Bray-native Ena Quinn has one of those elusive jobs in the fashion industry. As a fashion producer, her annual calendar runs the gamut from London Fashion Week to major events for some of the world's best-known brands.
The 31-year-old is quick to dispel the notion that any of it is glamorous, but hearing her speak about conceptualising bespoke ideas for shows and executing installations for labels like Calvin Klein is as impressive as it is inspiring. Since last year, she has produced key events for (wait for it) Alexander McQueen, Christopher Kane, Natalie B. Coleman, Marc Jacobs, Bally and Victoria's Secret.
Here, she explains what exactly her *not quite* nine-to-five entails and reveals the Irish power players she looks up to.
Did you always know you wanted to work in fashion?
I binged on The Hills and wanted to do what Lauren [Conrad] and Whitney [Port] did. As soon as I went to DIT, I joined the Fashion Society to help work on that show. I honestly would have cleaned the toilets just to be involved in it.
What does a fashion producer do?
I am the person running the budget and schedule, dealing with clients and all other people involved in making a show or event to make sure it all looks fantastic and falls within budget.
What undergraduate did you study?
I studied Media Arts in DIT.
What was your first ‘real job’?
Aside from being a ceannaire in the Gaeltacht for years, I worked in BT2 on Grafton street which was VERY glam in 2006. Then I worked for Jules Fallon at 1st Option modelling agency as an assistant for about a year part-time — very exciting but hard work!
What was the most valuable thing you learned early on in your career?

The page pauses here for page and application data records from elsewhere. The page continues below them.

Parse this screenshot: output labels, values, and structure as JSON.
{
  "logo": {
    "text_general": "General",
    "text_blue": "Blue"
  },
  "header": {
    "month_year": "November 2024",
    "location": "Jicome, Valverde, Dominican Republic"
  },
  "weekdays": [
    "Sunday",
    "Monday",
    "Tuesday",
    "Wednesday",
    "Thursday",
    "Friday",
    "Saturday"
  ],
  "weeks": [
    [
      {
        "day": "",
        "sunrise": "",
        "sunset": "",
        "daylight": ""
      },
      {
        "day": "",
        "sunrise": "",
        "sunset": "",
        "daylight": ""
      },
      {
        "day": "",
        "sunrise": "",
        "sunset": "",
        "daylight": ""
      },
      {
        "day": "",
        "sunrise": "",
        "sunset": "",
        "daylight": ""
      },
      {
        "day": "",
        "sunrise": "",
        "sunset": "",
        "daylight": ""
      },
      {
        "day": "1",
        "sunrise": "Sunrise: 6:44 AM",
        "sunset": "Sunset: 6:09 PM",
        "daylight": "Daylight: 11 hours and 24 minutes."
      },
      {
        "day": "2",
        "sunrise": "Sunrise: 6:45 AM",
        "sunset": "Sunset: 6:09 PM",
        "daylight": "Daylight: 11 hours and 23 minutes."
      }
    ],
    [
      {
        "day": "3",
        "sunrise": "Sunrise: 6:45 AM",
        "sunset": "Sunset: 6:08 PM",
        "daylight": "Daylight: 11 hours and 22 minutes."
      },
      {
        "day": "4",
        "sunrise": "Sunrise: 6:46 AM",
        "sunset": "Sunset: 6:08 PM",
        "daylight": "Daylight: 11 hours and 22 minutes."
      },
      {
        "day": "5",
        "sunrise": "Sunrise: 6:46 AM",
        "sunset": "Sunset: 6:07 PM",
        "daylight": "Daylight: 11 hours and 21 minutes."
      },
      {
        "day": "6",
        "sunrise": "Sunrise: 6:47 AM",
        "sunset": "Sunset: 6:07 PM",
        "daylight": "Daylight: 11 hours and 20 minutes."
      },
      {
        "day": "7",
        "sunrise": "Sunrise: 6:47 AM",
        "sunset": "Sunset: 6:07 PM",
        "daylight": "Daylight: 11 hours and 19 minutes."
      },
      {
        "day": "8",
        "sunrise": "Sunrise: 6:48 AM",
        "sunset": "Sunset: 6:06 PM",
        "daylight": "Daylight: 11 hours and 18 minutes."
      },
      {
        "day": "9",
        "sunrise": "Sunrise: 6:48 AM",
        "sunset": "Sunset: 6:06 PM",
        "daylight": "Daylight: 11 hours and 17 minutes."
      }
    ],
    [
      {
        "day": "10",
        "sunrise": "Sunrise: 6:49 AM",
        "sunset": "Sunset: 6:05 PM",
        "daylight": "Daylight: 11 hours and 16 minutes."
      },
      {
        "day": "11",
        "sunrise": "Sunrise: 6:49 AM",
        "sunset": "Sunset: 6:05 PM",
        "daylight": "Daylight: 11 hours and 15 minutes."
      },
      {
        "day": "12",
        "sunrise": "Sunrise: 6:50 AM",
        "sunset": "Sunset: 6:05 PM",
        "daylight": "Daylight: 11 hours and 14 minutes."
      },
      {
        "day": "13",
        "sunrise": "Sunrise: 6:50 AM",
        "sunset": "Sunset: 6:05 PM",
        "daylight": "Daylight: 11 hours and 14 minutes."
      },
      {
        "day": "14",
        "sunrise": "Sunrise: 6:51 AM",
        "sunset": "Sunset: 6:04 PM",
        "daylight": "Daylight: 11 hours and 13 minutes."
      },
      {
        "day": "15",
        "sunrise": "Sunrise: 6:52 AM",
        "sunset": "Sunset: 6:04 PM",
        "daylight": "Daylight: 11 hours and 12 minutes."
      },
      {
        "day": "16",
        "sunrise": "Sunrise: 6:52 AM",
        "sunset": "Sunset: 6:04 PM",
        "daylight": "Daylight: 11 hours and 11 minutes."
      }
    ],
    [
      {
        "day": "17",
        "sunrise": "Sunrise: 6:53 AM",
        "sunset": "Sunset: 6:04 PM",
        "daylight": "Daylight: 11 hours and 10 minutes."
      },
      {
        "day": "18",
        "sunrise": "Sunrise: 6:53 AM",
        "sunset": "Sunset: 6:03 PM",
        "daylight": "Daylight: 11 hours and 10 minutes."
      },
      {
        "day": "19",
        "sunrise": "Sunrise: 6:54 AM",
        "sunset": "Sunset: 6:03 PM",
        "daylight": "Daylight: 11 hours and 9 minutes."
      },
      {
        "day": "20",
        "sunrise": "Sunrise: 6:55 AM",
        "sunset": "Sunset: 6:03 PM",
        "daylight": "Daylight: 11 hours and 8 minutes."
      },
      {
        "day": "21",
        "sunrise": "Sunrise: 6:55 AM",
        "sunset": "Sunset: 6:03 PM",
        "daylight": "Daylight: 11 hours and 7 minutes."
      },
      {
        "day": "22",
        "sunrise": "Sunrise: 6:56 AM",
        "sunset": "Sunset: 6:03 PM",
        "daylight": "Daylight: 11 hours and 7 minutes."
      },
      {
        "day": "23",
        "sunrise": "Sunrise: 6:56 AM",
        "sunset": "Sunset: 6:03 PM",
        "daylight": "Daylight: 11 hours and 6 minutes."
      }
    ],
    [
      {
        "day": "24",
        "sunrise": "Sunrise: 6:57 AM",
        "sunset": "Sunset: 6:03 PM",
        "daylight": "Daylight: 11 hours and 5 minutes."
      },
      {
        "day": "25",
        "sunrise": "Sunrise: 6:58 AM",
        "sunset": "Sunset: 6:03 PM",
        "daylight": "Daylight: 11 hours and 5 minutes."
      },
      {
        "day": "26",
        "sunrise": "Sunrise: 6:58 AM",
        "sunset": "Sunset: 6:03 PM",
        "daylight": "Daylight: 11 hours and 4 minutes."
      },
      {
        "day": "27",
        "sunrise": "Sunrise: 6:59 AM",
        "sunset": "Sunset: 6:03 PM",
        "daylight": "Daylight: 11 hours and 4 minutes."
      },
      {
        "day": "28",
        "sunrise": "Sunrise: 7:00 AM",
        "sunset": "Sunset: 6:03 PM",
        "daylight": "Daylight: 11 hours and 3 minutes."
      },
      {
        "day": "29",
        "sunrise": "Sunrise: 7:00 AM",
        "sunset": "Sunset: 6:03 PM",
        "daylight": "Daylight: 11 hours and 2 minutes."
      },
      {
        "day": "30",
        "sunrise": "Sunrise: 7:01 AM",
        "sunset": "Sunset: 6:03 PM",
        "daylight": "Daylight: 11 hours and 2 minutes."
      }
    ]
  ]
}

To not get above your station. People rarely care what you think; they just want their own ideas discussed, which can be tricky when everyone has a different concept of what is chic.
What’s a common misconception about what you do?
That I meet celebrities and hang out with them, or that it’s glamorous.
Can you name a favourite project you worked on?
My first Erdem show was one of my favourites, as we held it in King's Cross and had models moving along platforms and walking over train station bridges. For most other events, I sign an NDA (Non-Disclosure Agreement) so I can't give too much away!
Do you travel a lot for events?
Recently yes; I was just in Palm Springs working for Calvin Klein at Coachella. The next gig is in Shanghai for a French fashion brand. I go abroad maybe four times a year.
What were you up to at Coachella for Calvin Klein?
I was overseeing the build of the 'CK House' that we designed for them. The design was based on their latest campaign video, with well-known characters hanging out in this '80s/'90s house as if it was after a house party. We wanted it to feel like Coachella guests could hang out and reenact the video with their friends. It was a five-day build, following by overseeing two weekends of festivals, then a manic de-rig to get out. It was the longest I think I’ve ever been on site — I’m not made for the sun, so I was thrilled to come home!
Could you describe an average work week?
There is rarely an average week, but right now, I’m doing two days in an office working on floor plans, then I’ll work at home or in cafes/Soho House. If I’ve got phone calls, I’ll take them at home as they’re usually in different time zones, so I do them from bed!
What’s your main responsibility? Do you have team members/juniors to assist and support you?
My main responsibility is making sure the client is happy with the concept and that we don’t go over budget. Often, the client likes to change things without understanding how it may cost more money, so I’ve to spend a lot of time explaining this. I have a Production Assistant on most jobs and teams in various offices who can help me. I also work closely with a Technical Manager and Production Designer to make sure they’re happy too.
How stressful would you rate your line of work? What do you do to de-stress after a long work week?
I’d say most jobs start as a 5/10 and reach 11/10 the week before the event build takes place. I do yoga and hang out with my friends as soon as the event is wrapped up. I can’t really concentrate on anything mid-event, so usually, I have a lot to catch up on as soon as I come out the other side.
Do you have a career mentor or someone you look up to?
Angela Scanlon and Brendan Courtney were always helpful and encouraging when I was working in Ireland and when I moved to London. It changes so often, but I’m following Samantha Barry and Sinead Burke on Instagram right now and want to be part of anything they are doing. They’re so smart, it’s exciting to see where they’ll be next.
Biggest risk you have taken in your career so far?
Moving to London seemed risky at the time but was actually exactly where I needed to be. It always feels risky to turn down work too, but sometimes it’s for the best.
For people who want to get into your line of work, what’s your parting advice?
Intern, assist, meet strangers for coffee, slide in DMs, stalk... whatever it takes. There is always an opening but you need to be at the top of peoples’ inboxes.
Follow Ena on Instagram here.